The move was driven by government, not ABC management. Postmaster-general Archie Cameron recommended it to cabinet after the ABC’s broadcasting of inaccurate newspaper reports on a defence issue angered Prime Minister Lyons. It was Cameron, described by Denning as “a very dear friend,” who selected him for the job. If Denning’s protégé Alan Reid is to be believed, though, there was a little more to the story. According to Reid, Denning was “a born intriguer” who liked to shape events as well as report on them. Introducing the 1982 edition of Caucus Crisis, Reid wrote that Cameron consulted Denning about Lyons’s concerns, and it was Denning himself who first suggested appointment of an ABC Canberra correspondent to eliminate newspaper influence over its political coverage.
Newspaper companies saw a last-ditch chance to stop it when Lyons died before Denning took up the post. They sent a deputation to new prime minister Robert Menzies, but were rebuffed. Then the Press Gallery insisted that there should be separate prime ministerial news conferences for print and radio, thinking this would impede Denning, the lone radio representative. In fact, having a private session with Menzies after newspaper journalists finished their news conference each day worked to his advantage. As he later wrote, he received the same information the prime minister had supplied to the newspapers “plus whatever fruit came from my own questions.” Newspapers found themselves being scooped, and the ridiculous system was abandoned after just six weeks.

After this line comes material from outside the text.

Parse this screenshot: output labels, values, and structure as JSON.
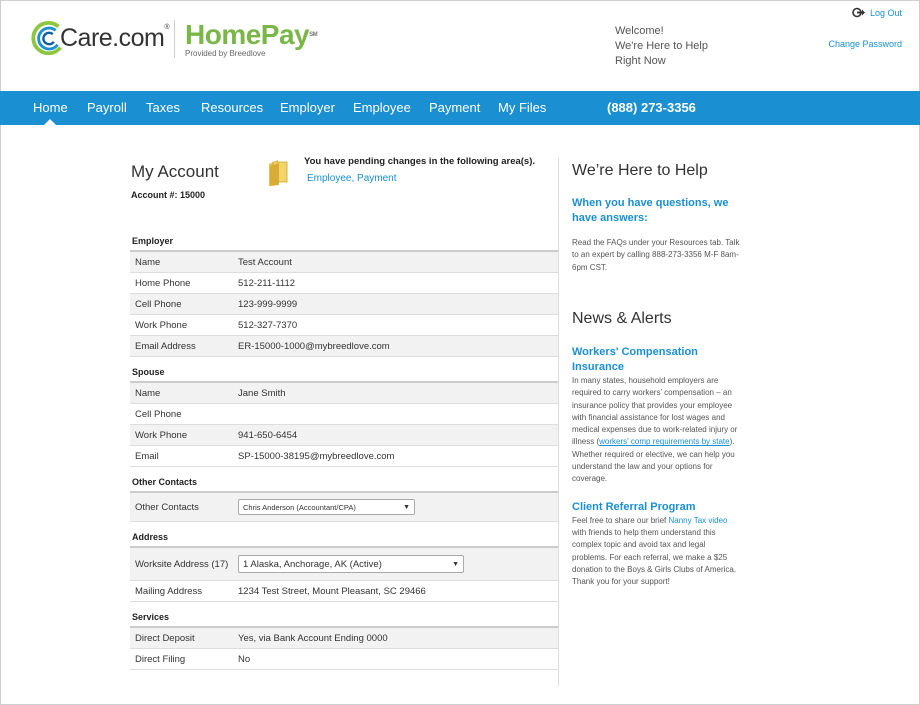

Despite the success of the Canberra operation, however, it took another eight years for the public broadcaster to get into the news business properly. Frank Dixon, the ABC’s federal news editor, had been pushing hard for the establishment of an independent national news service but getting little backing. “The ABC did not want a news service,” Denning told an interviewer after his retirement. Those who ran the organisation in those early days, he said, did not understand the importance of news. With the outbreak of war making news even more important, the new Canberra correspondent threw his support behind Dixon’s campaign.
There was a major development in December 1941 when, using Denning’s Canberra bureau staff and apparently on his initiative, the ABC began broadcasting a daily bulletin of domestic news read from the national capital. Ultimately, though, the intervention of politicians was required. Denning — using all his political nous, contacts and influence —was a key figure in bringing that about. He and Dixon tirelessly lobbied Ministers and backbenchers until, in 1946, Ben Chifley’s Labor government amended the Australian Broadcasting Act to make it mandatory for the ABC to gather all its own news. The new independent national news went to air the following year.
Denning retired in 1971 after holding a string of senior executive positions in the news service he did so much to create. Fittingly, his final ABC role was as national cadet counsellor, enabling him to use full-time the mentoring and teaching skills that had so impressed young Alan Reid and his contemporaries all those years before. ●
Warren Denning was this week inducted into the Melbourne Press Club’s Australian Media Hall of Fame. This is the text of Laurie Oakes’s profile accompanying the citation.